Data records:
- - - - -

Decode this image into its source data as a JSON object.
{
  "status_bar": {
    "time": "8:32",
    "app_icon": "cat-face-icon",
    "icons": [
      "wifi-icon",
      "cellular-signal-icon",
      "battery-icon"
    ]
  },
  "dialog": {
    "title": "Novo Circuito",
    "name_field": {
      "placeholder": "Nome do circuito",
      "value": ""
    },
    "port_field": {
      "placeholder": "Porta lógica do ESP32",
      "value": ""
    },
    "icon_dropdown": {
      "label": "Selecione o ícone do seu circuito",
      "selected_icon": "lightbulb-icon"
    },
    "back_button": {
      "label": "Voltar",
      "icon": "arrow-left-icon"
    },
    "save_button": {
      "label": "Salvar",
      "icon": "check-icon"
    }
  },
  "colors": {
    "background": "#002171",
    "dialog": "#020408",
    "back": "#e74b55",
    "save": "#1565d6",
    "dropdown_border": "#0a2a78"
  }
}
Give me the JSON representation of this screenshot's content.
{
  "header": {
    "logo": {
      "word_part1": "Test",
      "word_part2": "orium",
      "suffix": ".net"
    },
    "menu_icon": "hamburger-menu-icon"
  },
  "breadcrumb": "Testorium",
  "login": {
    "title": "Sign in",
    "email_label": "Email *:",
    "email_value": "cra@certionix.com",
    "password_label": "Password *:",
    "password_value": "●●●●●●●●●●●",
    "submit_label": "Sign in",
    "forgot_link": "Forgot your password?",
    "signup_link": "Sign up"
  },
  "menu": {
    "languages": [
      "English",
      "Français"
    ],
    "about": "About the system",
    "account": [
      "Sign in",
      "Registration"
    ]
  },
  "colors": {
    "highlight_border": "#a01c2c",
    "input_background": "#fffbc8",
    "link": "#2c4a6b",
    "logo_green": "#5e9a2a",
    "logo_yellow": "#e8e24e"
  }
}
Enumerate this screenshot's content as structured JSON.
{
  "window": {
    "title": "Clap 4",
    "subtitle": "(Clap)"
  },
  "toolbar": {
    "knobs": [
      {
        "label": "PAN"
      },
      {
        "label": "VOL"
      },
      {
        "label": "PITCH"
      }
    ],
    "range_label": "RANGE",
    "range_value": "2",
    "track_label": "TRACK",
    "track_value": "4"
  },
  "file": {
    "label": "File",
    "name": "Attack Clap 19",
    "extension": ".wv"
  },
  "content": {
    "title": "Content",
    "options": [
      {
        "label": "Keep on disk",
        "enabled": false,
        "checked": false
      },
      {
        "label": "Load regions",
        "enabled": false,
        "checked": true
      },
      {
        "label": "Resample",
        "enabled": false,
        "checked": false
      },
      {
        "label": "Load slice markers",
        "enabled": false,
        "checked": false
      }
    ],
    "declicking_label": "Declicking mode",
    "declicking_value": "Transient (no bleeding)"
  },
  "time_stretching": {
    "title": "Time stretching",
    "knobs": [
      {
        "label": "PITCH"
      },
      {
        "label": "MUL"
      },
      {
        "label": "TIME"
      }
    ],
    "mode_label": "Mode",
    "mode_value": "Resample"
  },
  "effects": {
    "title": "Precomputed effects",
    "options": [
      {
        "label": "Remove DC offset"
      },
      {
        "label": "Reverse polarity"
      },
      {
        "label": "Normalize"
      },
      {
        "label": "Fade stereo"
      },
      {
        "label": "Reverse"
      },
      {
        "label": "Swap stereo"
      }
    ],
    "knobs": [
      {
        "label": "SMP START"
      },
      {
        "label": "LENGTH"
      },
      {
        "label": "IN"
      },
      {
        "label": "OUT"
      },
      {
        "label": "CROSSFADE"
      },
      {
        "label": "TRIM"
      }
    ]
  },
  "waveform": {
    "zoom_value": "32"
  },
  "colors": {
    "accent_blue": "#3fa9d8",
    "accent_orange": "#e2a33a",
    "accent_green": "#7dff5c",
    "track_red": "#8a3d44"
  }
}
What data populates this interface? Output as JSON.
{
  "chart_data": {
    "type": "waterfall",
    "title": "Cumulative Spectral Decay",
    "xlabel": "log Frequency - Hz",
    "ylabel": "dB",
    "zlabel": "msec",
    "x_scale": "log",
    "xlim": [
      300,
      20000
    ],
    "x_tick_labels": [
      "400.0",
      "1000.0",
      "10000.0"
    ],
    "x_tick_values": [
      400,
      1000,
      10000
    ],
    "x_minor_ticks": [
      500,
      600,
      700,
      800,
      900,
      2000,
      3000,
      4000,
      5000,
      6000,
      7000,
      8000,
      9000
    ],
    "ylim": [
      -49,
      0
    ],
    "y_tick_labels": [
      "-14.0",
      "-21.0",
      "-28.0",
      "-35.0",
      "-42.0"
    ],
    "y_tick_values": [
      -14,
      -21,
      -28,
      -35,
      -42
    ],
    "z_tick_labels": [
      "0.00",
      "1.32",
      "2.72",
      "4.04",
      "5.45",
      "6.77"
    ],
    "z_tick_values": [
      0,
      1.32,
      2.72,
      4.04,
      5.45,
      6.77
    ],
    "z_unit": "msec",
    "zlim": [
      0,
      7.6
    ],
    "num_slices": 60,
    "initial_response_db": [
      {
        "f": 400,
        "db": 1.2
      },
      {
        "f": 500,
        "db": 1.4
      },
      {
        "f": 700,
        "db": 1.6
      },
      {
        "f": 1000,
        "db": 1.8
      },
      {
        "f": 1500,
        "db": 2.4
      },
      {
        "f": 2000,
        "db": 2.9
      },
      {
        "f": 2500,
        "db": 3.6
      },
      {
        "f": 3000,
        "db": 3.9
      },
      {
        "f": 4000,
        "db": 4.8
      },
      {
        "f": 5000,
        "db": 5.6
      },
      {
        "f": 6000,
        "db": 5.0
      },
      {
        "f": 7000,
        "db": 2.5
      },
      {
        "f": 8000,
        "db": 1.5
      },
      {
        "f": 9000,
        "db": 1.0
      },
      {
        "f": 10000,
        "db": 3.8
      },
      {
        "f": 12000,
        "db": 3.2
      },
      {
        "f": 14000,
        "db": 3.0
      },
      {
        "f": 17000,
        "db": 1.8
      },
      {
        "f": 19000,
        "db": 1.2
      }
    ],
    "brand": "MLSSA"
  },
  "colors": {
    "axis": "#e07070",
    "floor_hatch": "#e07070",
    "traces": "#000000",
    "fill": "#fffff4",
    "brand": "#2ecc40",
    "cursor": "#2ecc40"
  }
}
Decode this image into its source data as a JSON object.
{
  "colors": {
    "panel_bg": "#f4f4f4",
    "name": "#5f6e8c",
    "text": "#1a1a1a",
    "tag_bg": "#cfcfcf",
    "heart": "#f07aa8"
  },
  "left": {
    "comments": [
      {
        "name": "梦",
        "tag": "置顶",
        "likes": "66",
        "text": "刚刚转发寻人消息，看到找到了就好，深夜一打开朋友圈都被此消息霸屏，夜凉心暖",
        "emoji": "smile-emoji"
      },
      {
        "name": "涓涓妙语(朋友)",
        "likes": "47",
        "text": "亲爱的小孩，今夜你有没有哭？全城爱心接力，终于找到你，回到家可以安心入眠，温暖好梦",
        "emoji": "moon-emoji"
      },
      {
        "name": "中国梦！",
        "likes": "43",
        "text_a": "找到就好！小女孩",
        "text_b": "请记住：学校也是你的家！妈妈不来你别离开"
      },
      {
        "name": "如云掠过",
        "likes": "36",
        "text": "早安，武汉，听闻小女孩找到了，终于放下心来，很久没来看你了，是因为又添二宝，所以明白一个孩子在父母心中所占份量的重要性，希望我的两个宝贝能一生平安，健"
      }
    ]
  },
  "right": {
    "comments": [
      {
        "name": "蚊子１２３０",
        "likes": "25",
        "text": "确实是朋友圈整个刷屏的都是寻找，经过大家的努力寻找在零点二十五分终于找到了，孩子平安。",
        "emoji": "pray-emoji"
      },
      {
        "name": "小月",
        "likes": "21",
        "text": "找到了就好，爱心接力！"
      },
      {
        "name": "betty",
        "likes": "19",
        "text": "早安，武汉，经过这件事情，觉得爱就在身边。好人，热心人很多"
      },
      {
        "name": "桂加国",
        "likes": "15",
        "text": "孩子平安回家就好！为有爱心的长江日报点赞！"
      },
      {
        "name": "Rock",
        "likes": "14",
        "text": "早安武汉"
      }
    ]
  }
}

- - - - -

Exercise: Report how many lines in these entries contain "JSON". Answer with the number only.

Solution to the exercise: 5